Heterozygous UCHL1 loss-of-function variants cause a neurodegenerative disorder with spasticity, ataxia, neuropathy, and optic atrophy

October 01, 2022

Joohyun Park 1Arianna Tucci 2Valentina Cipriani 3German Demidov 1Clarissa Rocca 4Jan Senderek 5Michaela Butryn 6Ana Velic 7Tanya Lam 8Evangelia Galanaki 4Elisa Cali 4Letizia Vestito 2Reza Maroofian 4Natalie Deininger 1Maren Rautenberg 1Jakob Admard 1Gesa-Astrid Hahn 9Claudius Bartels 10Nienke J H van Os 11Rita Horvath 12Patrick F Chinnery 13May Yung Tiet 12Channa Hewamadduma 14Marios Hadjivassiliou 15George K Tofaris 16Genomics England Research ConsortiumNicholas W Wood 17Stefanie N Hayer 18Friedemann Bender 18Benita Menden 1Isabell Cordts 19Katrin Klein 1Huu Phuc Nguyen 20Joachim K Krauss 21Christian Blahak 22Tim M Strom 23Marc Sturm 1Bart van de Warrenburg 11Holger Lerche 24Boris Maček 7Matthis Synofzik 18Stephan Ossowski 1Dagmar Timmann 25Marc E Wolf 26Damian Smedley 2Olaf Riess 27Ludger Schöls 28Henry Houlden 29Tobias B Haack 27Holger Hengel 30


Purpose: Biallelic variants in UCHL1 have been associated with a progressive early-onset neurodegenerative disorder, autosomal recessive spastic paraplegia type 79. In this study, we investigated heterozygous UCHL1 variants on the basis of results from cohort-based burden analyses.

Methods: Gene-burden analyses were performed on exome and genome data of independent cohorts of patients with hereditary ataxia and spastic paraplegia from Germany and the United Kingdom in a total of 3169 patients and 33,141 controls. Clinical data of affected individuals and additional independent families were collected and evaluated. Patients’ fibroblasts were used to perform mass spectrometry-based proteomics.

Results: UCHL1 was prioritized in both independent cohorts as a candidate gene for an autosomal dominant disorder. We identified a total of 34 cases from 18 unrelated families, carrying 13 heterozygous loss-of-function variants (15 families) and an inframe insertion (3 families). Affected individuals mainly presented with spasticity (24/31), ataxia (28/31), neuropathy (11/21), and optic atrophy (9/17). The mass spectrometry-based proteomics showed approximately 50% reduction of UCHL1 expression in patients’ fibroblasts.

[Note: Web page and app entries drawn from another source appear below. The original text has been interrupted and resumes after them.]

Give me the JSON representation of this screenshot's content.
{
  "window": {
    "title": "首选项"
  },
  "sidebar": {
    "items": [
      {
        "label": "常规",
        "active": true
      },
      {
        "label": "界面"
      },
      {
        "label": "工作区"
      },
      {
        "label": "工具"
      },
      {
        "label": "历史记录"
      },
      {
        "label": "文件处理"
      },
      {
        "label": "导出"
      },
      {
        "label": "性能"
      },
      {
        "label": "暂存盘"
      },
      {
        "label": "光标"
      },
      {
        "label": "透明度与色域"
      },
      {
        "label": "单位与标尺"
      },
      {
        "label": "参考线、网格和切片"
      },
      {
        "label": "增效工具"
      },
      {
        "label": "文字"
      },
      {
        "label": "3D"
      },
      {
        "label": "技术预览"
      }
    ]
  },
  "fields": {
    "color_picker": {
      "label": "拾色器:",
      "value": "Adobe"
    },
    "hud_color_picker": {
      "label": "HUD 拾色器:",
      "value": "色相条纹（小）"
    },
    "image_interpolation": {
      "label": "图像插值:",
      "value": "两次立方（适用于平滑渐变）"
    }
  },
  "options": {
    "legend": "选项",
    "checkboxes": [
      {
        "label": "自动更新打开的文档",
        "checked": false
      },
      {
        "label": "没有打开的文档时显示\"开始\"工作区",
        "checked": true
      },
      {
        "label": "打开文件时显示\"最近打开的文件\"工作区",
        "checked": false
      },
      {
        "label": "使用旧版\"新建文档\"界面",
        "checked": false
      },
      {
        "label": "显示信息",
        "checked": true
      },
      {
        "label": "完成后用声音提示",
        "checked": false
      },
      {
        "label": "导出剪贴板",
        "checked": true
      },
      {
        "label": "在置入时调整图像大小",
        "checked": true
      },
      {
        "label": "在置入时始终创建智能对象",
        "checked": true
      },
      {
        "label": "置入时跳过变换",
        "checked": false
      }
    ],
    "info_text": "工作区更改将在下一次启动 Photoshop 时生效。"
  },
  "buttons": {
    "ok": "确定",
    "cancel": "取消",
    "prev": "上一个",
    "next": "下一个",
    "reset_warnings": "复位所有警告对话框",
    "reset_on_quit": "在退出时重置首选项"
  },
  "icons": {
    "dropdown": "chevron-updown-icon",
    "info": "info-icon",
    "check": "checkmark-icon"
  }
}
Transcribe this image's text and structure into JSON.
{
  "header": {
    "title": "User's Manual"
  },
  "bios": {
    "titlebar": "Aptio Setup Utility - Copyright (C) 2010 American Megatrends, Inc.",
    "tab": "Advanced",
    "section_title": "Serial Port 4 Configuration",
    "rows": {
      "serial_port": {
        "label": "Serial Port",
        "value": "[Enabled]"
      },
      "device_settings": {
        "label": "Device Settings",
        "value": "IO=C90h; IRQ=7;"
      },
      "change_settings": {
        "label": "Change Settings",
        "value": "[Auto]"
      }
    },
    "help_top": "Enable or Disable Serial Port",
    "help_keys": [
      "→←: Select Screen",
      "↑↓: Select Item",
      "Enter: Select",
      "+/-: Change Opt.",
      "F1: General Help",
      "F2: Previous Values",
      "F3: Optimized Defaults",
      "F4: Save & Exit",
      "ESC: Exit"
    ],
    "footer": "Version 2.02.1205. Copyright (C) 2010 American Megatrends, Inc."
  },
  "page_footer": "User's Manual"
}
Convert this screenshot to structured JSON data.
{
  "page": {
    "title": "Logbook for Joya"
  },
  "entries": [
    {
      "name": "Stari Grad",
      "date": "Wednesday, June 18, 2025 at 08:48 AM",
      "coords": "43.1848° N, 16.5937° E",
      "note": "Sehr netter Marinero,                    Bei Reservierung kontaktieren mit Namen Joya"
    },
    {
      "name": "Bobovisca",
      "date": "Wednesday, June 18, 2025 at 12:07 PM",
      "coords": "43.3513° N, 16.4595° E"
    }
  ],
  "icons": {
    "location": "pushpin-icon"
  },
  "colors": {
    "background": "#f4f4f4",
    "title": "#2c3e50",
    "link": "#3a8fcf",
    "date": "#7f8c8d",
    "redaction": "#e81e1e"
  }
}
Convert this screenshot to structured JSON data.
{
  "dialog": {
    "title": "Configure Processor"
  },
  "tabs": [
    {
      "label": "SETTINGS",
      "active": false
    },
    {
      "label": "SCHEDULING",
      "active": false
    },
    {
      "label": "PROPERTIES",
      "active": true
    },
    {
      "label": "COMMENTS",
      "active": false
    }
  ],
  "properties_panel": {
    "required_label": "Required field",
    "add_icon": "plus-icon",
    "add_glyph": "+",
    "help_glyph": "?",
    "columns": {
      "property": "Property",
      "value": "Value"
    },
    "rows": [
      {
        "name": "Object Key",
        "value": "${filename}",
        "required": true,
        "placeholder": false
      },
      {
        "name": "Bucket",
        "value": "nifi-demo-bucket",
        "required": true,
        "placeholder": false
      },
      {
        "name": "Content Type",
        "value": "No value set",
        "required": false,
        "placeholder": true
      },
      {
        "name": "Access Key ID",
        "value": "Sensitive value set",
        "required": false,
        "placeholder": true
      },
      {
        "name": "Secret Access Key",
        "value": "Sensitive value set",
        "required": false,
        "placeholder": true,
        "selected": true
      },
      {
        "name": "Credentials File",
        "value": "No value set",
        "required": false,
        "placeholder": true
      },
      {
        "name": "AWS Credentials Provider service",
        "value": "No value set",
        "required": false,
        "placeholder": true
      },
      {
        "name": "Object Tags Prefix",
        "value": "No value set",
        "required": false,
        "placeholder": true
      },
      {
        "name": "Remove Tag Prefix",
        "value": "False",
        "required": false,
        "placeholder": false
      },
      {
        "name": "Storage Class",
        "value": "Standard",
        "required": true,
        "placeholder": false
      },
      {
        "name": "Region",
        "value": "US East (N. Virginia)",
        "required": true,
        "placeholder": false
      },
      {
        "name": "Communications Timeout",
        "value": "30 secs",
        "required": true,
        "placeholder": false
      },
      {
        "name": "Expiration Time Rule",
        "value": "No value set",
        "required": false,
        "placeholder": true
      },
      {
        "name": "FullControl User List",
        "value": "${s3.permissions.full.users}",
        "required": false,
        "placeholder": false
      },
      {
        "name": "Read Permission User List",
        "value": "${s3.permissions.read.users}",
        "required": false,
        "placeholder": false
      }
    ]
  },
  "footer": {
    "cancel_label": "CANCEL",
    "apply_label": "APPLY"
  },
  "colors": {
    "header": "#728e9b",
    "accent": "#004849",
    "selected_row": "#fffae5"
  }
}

Conclusion: Our bioinformatic analysis, in-depth clinical and genetic workup, and functional studies established haploinsufficiency of UCHL1 as a novel disease mechanism in spastic ataxia.

Keywords: Gene burden; Proteomics; Spastic ataxia; UCHL1.